If you began to feel the classic signs of a stroke or heart attack; pain in chest and down arms, shortness of breath, dizziness, get to the emergency room immediately. If you are even worried that you might be showing symptoms of a heart condition during the holidays, get to the ER. Talk to your physician today, before Thanksgiving, to see what you need to do to avoid holiday heart syndrome.

 

 

Thursday, November 17, 2011

Broken Heart Syndrome and Women's Heart Health

Stress does amazing things to the body, and not in any good way. Now, researchers are beginning to look deeper into the stress that comes from a ‘broken heart,’ and how that stress greatly impacts women's health.

 

Stress and Heart Health

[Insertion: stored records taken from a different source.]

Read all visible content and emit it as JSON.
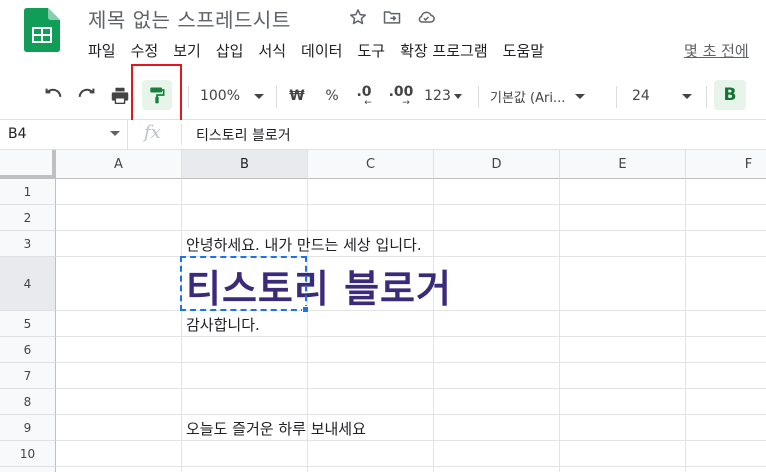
{
  "doc": {
    "title": "제목 없는 스프레드시트",
    "menu": [
      "파일",
      "수정",
      "보기",
      "삽입",
      "서식",
      "데이터",
      "도구",
      "확장 프로그램",
      "도움말"
    ],
    "last_edit": "몇 초 전에"
  },
  "toolbar": {
    "zoom": "100%",
    "currency": "₩",
    "percent": "%",
    "decrease_decimal": ".0",
    "increase_decimal": ".00",
    "number_format": "123",
    "font": "기본값 (Ari...",
    "font_size": "24",
    "bold": "B"
  },
  "formula_bar": {
    "cell_ref": "B4",
    "fx": "fx",
    "value": "티스토리 블로거"
  },
  "columns": [
    "A",
    "B",
    "C",
    "D",
    "E",
    "F"
  ],
  "rows": [
    "1",
    "2",
    "3",
    "4",
    "5",
    "6",
    "7",
    "8",
    "9",
    "10"
  ],
  "cells": {
    "B3": "안녕하세요. 내가 만드는 세상 입니다.",
    "B4": "티스토리 블로거",
    "B5": "감사합니다.",
    "B9": "오늘도 즐거운 하루 보내세요"
  },
  "colors": {
    "accent_green": "#188038",
    "highlight_red": "#e2161c",
    "selection_blue": "#1a73e8",
    "b4_text": "#3b2a7a"
  }
}
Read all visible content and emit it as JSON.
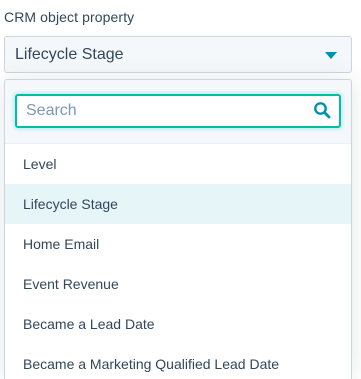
{
  "field": {
    "label": "CRM object property",
    "selected_value": "Lifecycle Stage"
  },
  "search": {
    "placeholder": "Search",
    "value": ""
  },
  "options": [
    {
      "label": "Level",
      "selected": false
    },
    {
      "label": "Lifecycle Stage",
      "selected": true
    },
    {
      "label": "Home Email",
      "selected": false
    },
    {
      "label": "Event Revenue",
      "selected": false
    },
    {
      "label": "Became a Lead Date",
      "selected": false
    },
    {
      "label": "Became a Marketing Qualified Lead Date",
      "selected": false
    }
  ],
  "colors": {
    "accent": "#0091ae",
    "focus_border": "#00bda5",
    "selected_bg": "#e5f5f8",
    "text": "#33475b"
  },
  "icons": {
    "caret": "chevron-down-icon",
    "search": "search-icon"
  }
}
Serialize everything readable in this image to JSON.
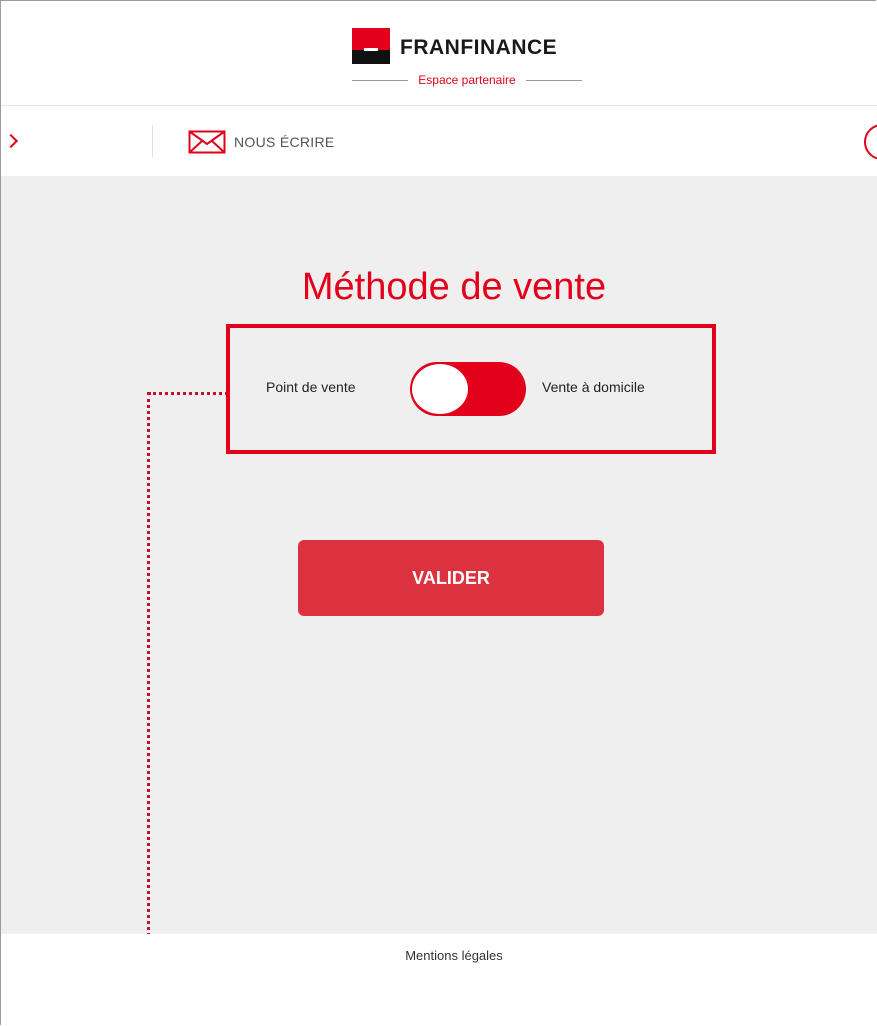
{
  "header": {
    "brand_name": "FRANFINANCE",
    "brand_subtitle": "Espace partenaire",
    "brand_colors": {
      "red": "#e2001a",
      "black": "#111111"
    }
  },
  "toolbar": {
    "contact_label": "NOUS ÉCRIRE",
    "contact_icon": "envelope-icon"
  },
  "main": {
    "title": "Méthode de vente",
    "toggle": {
      "left_label": "Point de vente",
      "right_label": "Vente à domicile",
      "selected": "Point de vente"
    },
    "submit_label": "VALIDER",
    "accent_color": "#e2001a",
    "button_color": "#dc323e",
    "background_color": "#efefef"
  },
  "footer": {
    "legal_link": "Mentions légales"
  }
}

In cases where stress has been chronic for many months, or has been extreme and beyond what the body is use to, heart health becomes a factor, especially for women. 

 

According to WebMD, stress can lead to emotional, psychological, and even physical problems, including heart disease, high blood pressure, chest pains, or irregular heart beats. And according to The American Institute of Stress, the incidence of heart attacks and sudden death have been shown to increase significantly following the acute stress of natural disasters like hurricanes, earthquakes and tsunamis and as a consequence of any severe stressor that evokes “fight or flight” responses.

Heart-broken

 

Technically speaking, stress increases adrenaline and cortisol levels in the body, which under extreme or chronic stress, persistently elevated levels of these hormones can be unhealthy and detrimental to the body’s immune system. There have also been many studies pointing to a link between increased stress levels and changes in the way that blood clots, also leading to an increased risk for heart disease.

 

(By the way, did you know that Cardio Juvenate facilitates healthy blood flow and cardiovascular health with L-arginine? Learn more here).

 

Broken Heart Syndrome

Researchers at the University of Arkansas have found that women are at least 7 times more likely to suffer from broken heart syndrome than men.

 

Broken heart syndrome can happen in response to shocking or suddenly emotional events — both positive ones like winning the lottery, or negative ones like a car accident or the unexpected death of a loved one. A flood of stress hormones and adrenaline causes part of the heart to enlarge temporarily and triggers symptoms that can look like heart attack: chest pain, shortness of breath, irregular heart rhythm. The difference is that the factors that would normally cause heart attack, such as a blocked artery, aren't present.  (Healthland.Time.com)

 

Researchers are not entirely sure why there is such a dramatic difference in numbers. One theory is that hormones play a role. Another, according to the Associated Press, is that men have more adrenaline receptors on cells in their hearts than women do, “so maybe men are able to handle stress better” and the chemical surge it releases.